Having heard much of the wonders of Washington Territory, Mr. Shelton, in 1882, disposed of his interests in Colorado, and early in the same year arrived at Walla Walla. After devoting some weeks to an examination of the country, he finally fixed upon the Kittitas valley as the spot where he could make his home; and accordingly he located on the farm where he now resides, situated about five and one-half miles due west of Ellensburgh.

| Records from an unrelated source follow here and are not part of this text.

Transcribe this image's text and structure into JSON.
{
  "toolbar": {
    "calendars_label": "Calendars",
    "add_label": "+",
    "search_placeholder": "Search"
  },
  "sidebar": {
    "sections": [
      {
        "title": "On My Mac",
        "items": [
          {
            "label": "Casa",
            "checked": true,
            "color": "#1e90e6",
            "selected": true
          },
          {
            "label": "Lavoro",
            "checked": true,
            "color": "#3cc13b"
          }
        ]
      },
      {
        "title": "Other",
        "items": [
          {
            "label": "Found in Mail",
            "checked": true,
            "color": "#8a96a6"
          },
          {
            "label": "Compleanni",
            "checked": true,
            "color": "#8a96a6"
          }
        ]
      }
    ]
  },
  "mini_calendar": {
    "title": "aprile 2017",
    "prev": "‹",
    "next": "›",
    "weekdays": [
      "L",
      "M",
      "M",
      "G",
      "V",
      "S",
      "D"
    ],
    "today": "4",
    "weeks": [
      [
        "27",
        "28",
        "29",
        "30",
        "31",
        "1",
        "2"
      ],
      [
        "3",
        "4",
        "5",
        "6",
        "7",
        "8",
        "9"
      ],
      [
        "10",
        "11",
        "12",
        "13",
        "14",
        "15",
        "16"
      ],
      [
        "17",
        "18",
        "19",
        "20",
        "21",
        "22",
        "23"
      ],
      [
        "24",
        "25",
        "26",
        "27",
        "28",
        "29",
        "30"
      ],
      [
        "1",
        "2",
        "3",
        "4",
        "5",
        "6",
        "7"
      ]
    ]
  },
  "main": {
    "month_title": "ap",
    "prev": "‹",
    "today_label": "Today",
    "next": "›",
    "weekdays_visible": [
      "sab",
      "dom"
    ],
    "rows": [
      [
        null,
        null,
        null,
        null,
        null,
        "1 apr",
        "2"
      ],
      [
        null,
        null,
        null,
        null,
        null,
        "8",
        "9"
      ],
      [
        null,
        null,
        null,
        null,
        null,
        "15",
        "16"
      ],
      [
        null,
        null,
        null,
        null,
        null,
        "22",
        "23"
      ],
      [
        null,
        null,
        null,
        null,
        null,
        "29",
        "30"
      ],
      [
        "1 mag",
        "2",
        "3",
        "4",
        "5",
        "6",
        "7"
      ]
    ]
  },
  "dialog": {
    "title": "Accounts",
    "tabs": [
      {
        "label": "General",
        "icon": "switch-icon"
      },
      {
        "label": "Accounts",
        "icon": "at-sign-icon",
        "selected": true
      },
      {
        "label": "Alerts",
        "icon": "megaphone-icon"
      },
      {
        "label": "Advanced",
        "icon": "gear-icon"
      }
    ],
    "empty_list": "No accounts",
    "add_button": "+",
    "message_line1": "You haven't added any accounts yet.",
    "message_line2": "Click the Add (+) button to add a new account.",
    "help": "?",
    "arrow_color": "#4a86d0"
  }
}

When Mr. Shelton arrived in the Kittitass valley, there was not a road laid out in the section; but with his characteristic energy he circulated petitions to remedy this, and soon had the country opened up with good roads in all directions. His farm embraces four hundred and forty acres under cultivation, wit a fine house and commodious barn capable of accommodating some thirty-five he3ad of stock. On the farm he raises wheat, barley and oats, reckoning thirty, sixty and sixty bushels of each cereal, respectively, a good yield. In October, 1885, Mr. Shelton imported some fine Hereford stock, the first brought into the territory, believing them to be the cattle best adapted tot he country, as they are beefy and good mothers, and can weather the rigorous winters. Raising fine stock, particularly Herefords, and buying, and shipping cattle, have been his chief occupation since that time.
In public matters Mr. Shelton has always taken a deep interest, though he has never been a politician; and in 1884 his neighbors elected him to the office of county commissioner for a term of two years on the Democratic ticket with almost no opposition. During his term of office Mr. Shelton assisted materially in the building of the new courthouse, the bonds for which were placed upon the market at the remarkably high figure of eighty-seven and one-half per cent.

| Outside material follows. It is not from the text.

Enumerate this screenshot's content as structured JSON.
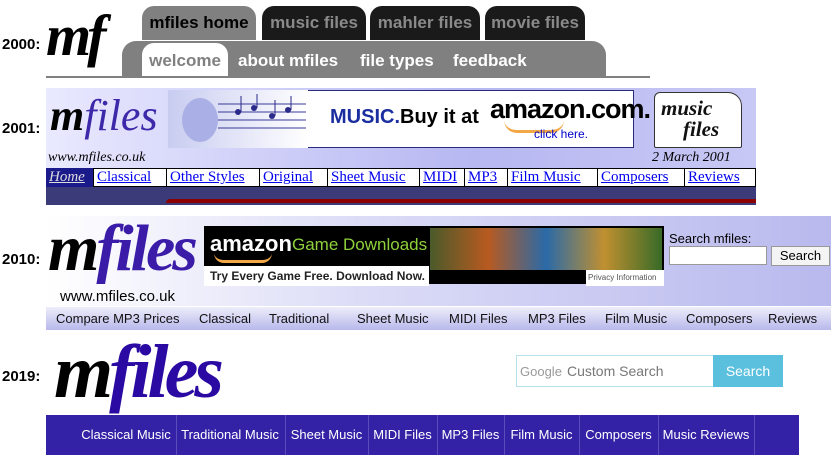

Mr. Shelton has now a family of five children. Four, Joseph Lee, Dulcena May, Minnie Eva and Bertha Bell, were born in Boulder county, Colorado; while the youngest, Pearl Sarah, was born at the home in Kittitass valley. He resides at the farm with his family, and is one of the leading citizens of the county. His sagacity in business affairs, his careful and methodical habits, and his uniform justice, have won for him the respect and esteem of all his fellow-citizens.